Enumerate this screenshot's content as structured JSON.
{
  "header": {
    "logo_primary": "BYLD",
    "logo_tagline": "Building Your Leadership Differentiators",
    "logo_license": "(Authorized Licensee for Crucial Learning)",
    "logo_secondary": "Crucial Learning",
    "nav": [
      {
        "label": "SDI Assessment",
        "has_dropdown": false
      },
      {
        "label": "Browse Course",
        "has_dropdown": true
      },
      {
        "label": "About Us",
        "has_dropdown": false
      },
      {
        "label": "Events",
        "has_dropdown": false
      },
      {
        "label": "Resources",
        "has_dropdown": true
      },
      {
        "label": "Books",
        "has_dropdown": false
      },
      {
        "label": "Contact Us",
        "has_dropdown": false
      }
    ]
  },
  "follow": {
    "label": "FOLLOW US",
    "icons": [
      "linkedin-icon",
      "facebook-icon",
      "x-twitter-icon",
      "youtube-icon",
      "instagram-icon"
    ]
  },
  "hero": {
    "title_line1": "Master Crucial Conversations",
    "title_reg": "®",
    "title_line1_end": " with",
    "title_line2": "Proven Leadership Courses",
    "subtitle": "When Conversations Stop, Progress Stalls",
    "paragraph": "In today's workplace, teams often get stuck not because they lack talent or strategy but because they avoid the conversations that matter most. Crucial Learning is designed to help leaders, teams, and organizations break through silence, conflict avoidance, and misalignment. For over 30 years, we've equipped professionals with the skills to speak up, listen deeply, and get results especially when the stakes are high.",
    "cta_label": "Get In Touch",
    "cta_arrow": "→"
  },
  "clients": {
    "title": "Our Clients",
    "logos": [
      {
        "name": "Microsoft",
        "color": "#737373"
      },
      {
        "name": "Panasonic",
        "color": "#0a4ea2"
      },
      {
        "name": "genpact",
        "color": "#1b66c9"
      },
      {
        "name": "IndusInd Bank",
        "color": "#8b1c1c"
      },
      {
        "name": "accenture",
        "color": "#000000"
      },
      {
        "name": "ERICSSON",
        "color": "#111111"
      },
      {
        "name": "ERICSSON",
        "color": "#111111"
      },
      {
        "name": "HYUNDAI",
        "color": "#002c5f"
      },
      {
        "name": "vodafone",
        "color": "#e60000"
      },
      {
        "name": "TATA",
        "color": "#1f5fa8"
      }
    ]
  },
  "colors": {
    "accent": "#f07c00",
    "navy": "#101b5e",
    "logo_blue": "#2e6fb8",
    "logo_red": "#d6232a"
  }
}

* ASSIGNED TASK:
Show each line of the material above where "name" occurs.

* ANSWER TO THE EXERCISE:
        "name": "Microsoft",
        "name": "Panasonic",
        "name": "genpact",
        "name": "IndusInd Bank",
        "name": "accenture",
        "name": "ERICSSON",
        "name": "ERICSSON",
        "name": "HYUNDAI",
        "name": "vodafone",
        "name": "TATA",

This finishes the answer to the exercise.